According to our records, there is a precedent case in the past three years in which we recommended collaboration among different proponents. During an Expression of Interest exercise conducted for the implementation of the District Cyber Centre Pilot Scheme in 2008, OGCIO had identified three leading proposals (submitted by the Hong Kong Cyberport Management Company Limited, the Information Technology Resource Centre of HKCSS and the iProA) from 23 proposals received, and considered that their collaboration would bring the greatest benefits to programme implementation. Upon invitation by OGCIO, these three organisations subsequently formed the District Cyber Centres Alliance to jointly implement the scheme to support 57 computer centres located across the territory to provide needy groups with Internet access service, computers and associated equipment as well as training to facilitate their adoption of information and communications technology.
(b) Mr Godfrey initially requested corrections and clarifications on his role in the ILSP selection process and disclosure of related confidential information. It is the personal nature of his stated request that the Government considers hard to accept as the basis to merit the waiving of confidentiality rule on the ILSP deliberations. Hence, his request was declined. Given his subsequent statements on "public interest questions", the Government's reputation is seriously at stake. There is a need for the Government's perspective to be properly presented and understood in context. We reiterate that the ILSP selection process was conducted in a fair manner and guided only by what is best for the project in overall terms. As a practical way forward, we have informed Mr Godfrey that the Government would not object to his disclosing to the Panel on Information Technology and Broadcasting his note of corrections and clarifications and information relating to the ILSP selection process, provided that the disclosed information or claims is factually correct and based on evidence and to the extent that the disclosure is relevant and necessary for the sake of public interest.
(c) The Funding and Operation Agreements concluded between the Government and the two Implementers has included a provision mandating the Implementers to comply with the Personal Data (Privacy) Ordinance.

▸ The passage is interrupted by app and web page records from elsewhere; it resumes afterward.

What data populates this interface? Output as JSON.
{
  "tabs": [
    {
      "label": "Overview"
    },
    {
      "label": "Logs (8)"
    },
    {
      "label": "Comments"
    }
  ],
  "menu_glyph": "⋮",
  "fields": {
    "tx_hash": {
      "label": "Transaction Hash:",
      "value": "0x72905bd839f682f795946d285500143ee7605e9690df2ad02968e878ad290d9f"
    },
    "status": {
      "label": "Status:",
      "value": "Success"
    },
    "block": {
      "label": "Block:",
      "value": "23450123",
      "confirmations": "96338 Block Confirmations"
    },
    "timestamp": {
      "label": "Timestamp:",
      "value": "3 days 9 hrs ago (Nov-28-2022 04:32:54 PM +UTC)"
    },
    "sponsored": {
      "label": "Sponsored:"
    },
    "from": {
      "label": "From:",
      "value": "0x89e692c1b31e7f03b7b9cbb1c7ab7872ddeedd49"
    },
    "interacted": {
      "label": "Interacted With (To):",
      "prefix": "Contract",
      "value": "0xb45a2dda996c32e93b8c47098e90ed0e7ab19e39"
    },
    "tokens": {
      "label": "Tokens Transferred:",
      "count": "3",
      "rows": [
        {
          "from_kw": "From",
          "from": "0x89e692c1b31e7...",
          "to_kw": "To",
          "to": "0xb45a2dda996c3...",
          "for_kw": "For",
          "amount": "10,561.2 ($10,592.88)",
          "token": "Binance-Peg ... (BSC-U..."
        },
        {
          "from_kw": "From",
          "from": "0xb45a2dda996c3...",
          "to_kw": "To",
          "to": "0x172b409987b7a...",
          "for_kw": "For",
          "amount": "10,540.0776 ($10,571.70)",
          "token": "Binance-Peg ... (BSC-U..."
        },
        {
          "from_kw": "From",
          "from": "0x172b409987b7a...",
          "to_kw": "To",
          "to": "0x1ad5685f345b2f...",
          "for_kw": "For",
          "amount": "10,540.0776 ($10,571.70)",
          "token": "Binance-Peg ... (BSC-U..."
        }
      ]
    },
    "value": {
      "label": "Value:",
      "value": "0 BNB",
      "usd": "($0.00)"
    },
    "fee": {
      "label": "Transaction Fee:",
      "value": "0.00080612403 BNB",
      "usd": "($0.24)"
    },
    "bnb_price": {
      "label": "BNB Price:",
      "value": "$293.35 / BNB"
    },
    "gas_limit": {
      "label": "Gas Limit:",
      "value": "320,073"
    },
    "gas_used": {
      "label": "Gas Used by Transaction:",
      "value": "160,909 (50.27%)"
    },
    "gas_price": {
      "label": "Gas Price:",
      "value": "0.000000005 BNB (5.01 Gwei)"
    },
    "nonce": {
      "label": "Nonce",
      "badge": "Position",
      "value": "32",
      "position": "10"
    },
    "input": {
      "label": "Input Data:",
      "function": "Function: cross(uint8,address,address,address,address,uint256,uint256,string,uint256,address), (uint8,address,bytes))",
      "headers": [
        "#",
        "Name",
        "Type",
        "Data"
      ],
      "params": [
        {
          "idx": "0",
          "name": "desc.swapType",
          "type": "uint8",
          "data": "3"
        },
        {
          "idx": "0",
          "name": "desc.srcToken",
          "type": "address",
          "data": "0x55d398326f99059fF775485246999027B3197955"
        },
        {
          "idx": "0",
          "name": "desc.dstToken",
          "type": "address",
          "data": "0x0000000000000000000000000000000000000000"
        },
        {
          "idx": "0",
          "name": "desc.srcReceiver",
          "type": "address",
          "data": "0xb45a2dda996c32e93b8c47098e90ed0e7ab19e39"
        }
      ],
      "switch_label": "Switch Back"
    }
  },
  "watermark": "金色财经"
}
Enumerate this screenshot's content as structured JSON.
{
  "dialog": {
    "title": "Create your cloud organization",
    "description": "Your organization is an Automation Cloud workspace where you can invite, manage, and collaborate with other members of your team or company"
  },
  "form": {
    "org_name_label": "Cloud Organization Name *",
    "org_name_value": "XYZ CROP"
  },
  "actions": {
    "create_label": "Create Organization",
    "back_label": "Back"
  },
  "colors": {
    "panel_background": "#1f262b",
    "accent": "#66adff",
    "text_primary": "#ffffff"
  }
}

Moreover, the personal data obtained during programme implementation can only be used for purposes directly related to ILSP and with consent from the persons concerned. OGCIO will closely monitor the performance of the Implementers to ensure effective programme execution and protection of any personal data collected.
Ends/Wednesday, May 25, 2011